For each line of the data below that contains "title", return that line.
------ EXERCISE INPUT
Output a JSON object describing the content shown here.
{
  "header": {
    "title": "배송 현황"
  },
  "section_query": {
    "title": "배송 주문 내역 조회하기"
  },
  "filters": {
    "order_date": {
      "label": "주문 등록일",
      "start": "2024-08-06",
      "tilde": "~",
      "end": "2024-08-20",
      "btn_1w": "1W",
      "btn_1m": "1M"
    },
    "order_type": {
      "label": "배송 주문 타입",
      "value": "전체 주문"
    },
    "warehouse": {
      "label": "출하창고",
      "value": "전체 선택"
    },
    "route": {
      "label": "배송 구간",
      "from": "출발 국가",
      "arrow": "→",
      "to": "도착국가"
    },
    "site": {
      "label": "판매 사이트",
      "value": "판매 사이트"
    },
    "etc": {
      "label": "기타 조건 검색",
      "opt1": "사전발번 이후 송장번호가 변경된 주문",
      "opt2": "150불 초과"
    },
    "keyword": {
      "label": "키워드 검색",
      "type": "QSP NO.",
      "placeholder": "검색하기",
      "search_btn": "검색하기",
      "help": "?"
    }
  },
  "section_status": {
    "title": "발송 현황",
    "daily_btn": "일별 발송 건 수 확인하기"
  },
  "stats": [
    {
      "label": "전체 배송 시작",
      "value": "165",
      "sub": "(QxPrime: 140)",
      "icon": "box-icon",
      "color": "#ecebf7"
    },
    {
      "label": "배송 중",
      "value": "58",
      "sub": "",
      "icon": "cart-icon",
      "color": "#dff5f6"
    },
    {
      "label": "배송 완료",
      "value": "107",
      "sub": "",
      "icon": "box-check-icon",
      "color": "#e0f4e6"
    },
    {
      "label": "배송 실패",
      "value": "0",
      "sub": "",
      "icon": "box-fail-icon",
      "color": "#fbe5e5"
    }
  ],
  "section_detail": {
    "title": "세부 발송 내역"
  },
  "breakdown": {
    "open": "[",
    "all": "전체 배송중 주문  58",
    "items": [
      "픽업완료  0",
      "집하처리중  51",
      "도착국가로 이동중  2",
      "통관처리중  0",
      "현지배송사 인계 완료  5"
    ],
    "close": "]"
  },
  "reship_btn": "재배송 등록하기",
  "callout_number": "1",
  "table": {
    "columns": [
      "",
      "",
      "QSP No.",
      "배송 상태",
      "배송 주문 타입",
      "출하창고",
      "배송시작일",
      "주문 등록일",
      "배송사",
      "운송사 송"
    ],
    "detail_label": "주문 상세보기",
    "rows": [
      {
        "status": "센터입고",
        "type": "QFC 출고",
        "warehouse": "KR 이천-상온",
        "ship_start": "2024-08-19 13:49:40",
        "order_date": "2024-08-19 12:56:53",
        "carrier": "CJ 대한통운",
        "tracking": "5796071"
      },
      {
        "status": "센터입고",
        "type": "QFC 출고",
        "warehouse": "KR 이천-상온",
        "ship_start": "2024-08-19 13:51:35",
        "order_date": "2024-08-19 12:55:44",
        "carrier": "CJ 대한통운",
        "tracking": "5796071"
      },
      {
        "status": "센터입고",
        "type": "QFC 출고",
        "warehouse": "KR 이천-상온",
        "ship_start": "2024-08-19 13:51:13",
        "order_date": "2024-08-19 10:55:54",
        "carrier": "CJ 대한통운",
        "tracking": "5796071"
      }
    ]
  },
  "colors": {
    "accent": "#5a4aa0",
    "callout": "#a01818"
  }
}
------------
RESULT BELOW:
    "title": "배송 현황"
    "title": "배송 주문 내역 조회하기"
    "title": "발송 현황",
    "title": "세부 발송 내역"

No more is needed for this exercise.